• Colorado signs Francois Beauchemin: three years, $13.5 million (link)

• Colorado signs Blake Comeau: three years, $7.2 million (link)

• Edmonton signs Mark Letestu: three years, $5.4 million (link)

• Edmonton signs Andrej Sekera: six years, $33 million (link)

• Winnipeg extends Matt Halischuk: one year, $750,000

• Philadelphia signs Michal Neuvirth: two years, $3.25 million (link)

• New York Islanders sign Thomas Greiss; two years, $3 million (link)

• Washington extends Stanislav Galiev: two years, $1.15 million

• Toronto signs Matt Hunwick: two years, $2.4 million (link)

• Winnipeg extends Adam Pardy: one year, $1 million (link)

• Vancouver extends Yannick Weber: one year, $1.5 million (link)

• Minnesota extends Mikael Granlund: two years, $6 million (link)

• Detroit extends Tom McCollum: one year, $ TBA

• Detroit extends Andy Miele: one year, $575,000 (link)

• Calgary extends Karri Ramo: one year, $3.9 million (link)

• Dallas extends Patrick Eaves: one year, $1.15 million (link)

• Nashville extends Mike Ribeiro: two years, $7 million (link)

• Chicago extends Artem Anisimov: five years, $22.75 million (link)

• Anaheim extends Kevin Bieksa: two years, $8 million (link)

Previous deals of note (post-draft)

• Brandon Saad, Michael Paliotta and Alex Broadhurst to Columbus for Artem Anisimov, Marko Dano, Jeremy Morin, Corey Tropp and a ’16 fourth-rounder (link)

• Detroit re-signs Brendan Smith: two years, $5.5 million (link)

• Kevin Bieksa to Anaheim for a ’16 second-rounder (link)

• Isles re-sign Anders Lee: four years, $15 million (link)

• Martin Jones to San Jose for a ’16 first-rounder and Sean Kuraly; Sharks sign Jones to three-year, $9 million deal (link)

• Jets re-sign Stafford: two years, $8.7 million (link)

• Calgary signs Dougie Hamilton: six years, $34.5 million (link)

Getting clutch? Capitals sign Justin Williams for two years, $6.5M

Justin Williams

Fair or not, Alex Ovechkin and the Washington Capitals are associated with losing “the big game.” With that in mind, is there any better way to change that than by adding “Mr. Game 7?”

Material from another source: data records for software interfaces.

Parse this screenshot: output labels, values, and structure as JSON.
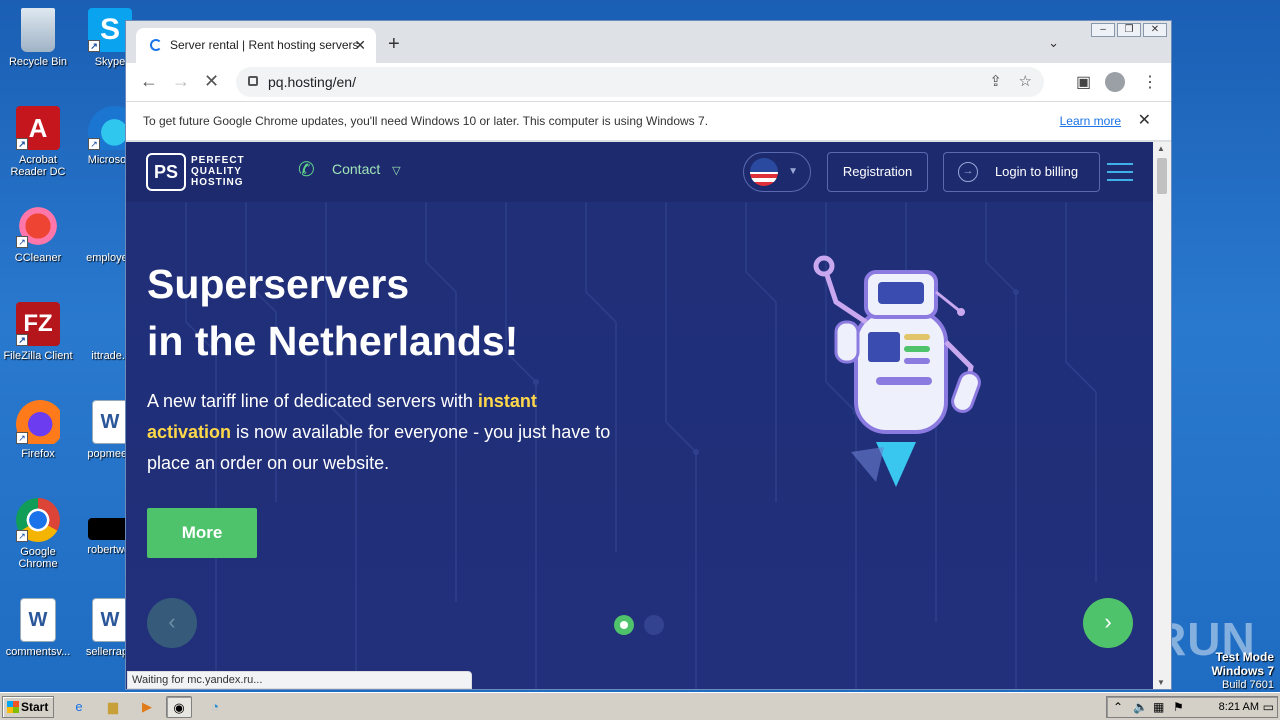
{
  "desktop": {
    "icons": [
      {
        "label": "Recycle Bin"
      },
      {
        "label": "Skype"
      },
      {
        "label": "Acrobat Reader DC"
      },
      {
        "label": "Microsoft"
      },
      {
        "label": "CCleaner"
      },
      {
        "label": "employee"
      },
      {
        "label": "FileZilla Client"
      },
      {
        "label": "ittrade.r"
      },
      {
        "label": "Firefox"
      },
      {
        "label": "popmeeti"
      },
      {
        "label": "Google Chrome"
      },
      {
        "label": "robertwel"
      },
      {
        "label": "commentsv..."
      },
      {
        "label": "sellerrapp"
      }
    ],
    "test_mode": {
      "line1": "Test Mode",
      "line2": "Windows 7",
      "line3": "Build 7601"
    },
    "watermark": "ANY RUN"
  },
  "taskbar": {
    "start_label": "Start",
    "clock": "8:21 AM"
  },
  "browser": {
    "tab": {
      "title": "Server rental | Rent hosting servers"
    },
    "url": "pq.hosting/en/",
    "infobar": {
      "message": "To get future Google Chrome updates, you'll need Windows 10 or later. This computer is using Windows 7.",
      "link": "Learn more"
    },
    "status": "Waiting for mc.yandex.ru..."
  },
  "site": {
    "logo": {
      "mark": "PS",
      "line1": "PERFECT",
      "line2": "QUALITY",
      "line3": "HOSTING"
    },
    "contact_label": "Contact",
    "registration_label": "Registration",
    "login_label": "Login to billing",
    "hero": {
      "title_line1": "Superservers",
      "title_line2": "in the Netherlands!",
      "desc_a": "A new tariff line of dedicated servers with ",
      "desc_highlight1": "instant",
      "desc_highlight2": "activation",
      "desc_b": " is now available for everyone - you just have to place an order on our website.",
      "cta": "More"
    },
    "slider": {
      "active_index": 1,
      "count": 2
    },
    "colors": {
      "accent_green": "#4ec36b",
      "background": "#222f7a",
      "highlight": "#ffd84a"
    }
  }
}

In one of the surprises on a free agent frenzy that’s actually amounted to a series of pretty reasonable deals, it sounds like the Capitals got Justin Williams at a very reasonable price. The two-year pact is worth just $6.5 million ($3.25 million cap hit per season), the team confirmed.

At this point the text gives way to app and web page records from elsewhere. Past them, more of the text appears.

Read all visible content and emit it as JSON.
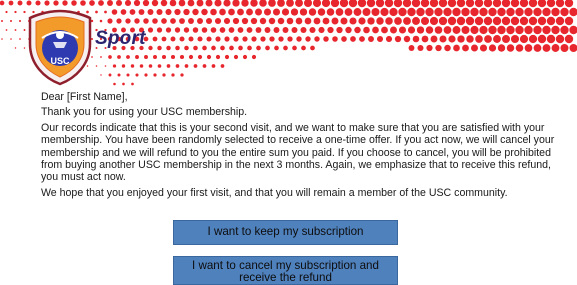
{
  "header": {
    "brand": "Sport",
    "logo_text": "USC",
    "accent_color": "#e8262d",
    "brand_color": "#2d2470"
  },
  "letter": {
    "greeting": "Dear [First Name],",
    "paragraphs": [
      "Thank you for using your USC membership.",
      "Our records indicate that this is your second visit, and we want to make sure that you are satisfied with your membership. You have been randomly selected to receive a one-time offer.  If you act now, we will cancel your membership and we will refund to you the entire sum you paid. If you choose to cancel, you will be prohibited from buying another USC membership in the next 3 months. Again, we emphasize that to receive this refund, you must act now.",
      "We hope that you enjoyed your first visit, and that you will remain a member of the USC community."
    ]
  },
  "buttons": {
    "keep": "I want to keep my subscription",
    "cancel": "I want to cancel my subscription and receive the refund",
    "color": "#4f81bd"
  }
}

When Williams was on his way to winning the 2014 Conn Smythe Trophy, it seemed preposterous to picture him not making a big raise from his old cap rate of $3.65 million.

It turns out that was true … but unexpectedly, he’ll make even less. Wow.

The Montreal Canadiens and Los Angeles Kings were also in the running for Williams, according to ESPN’s Pierre LeBrun.

A down year

There’s no denying that Williams, 33, fell short of having a strong contract year.

Most obviously, the Kings missed the playoffs and basically faced one disaster after another. Williams saw a slight decrease in regular season production (from 43 points in 2013-14 to 41 last year) and his outstanding playoff performances must have faded from some minds. One could argue that, like Antoine Vermette, Williams didn’t sign a deal at the height of his earning power.

Even so, Williams is more than just a guy who scores big goals. He’s frequently been a possession monster, even standing out on a puck-hogging team like the Kings.

With the Pittsburgh Penguins making a splashy trade to get Phil Kessel and the Caps adding Williams on the cheap, the Metropolitan Division is shaping up to be fascinating in 2015-16.

Have we already seen the best bargain of the summer?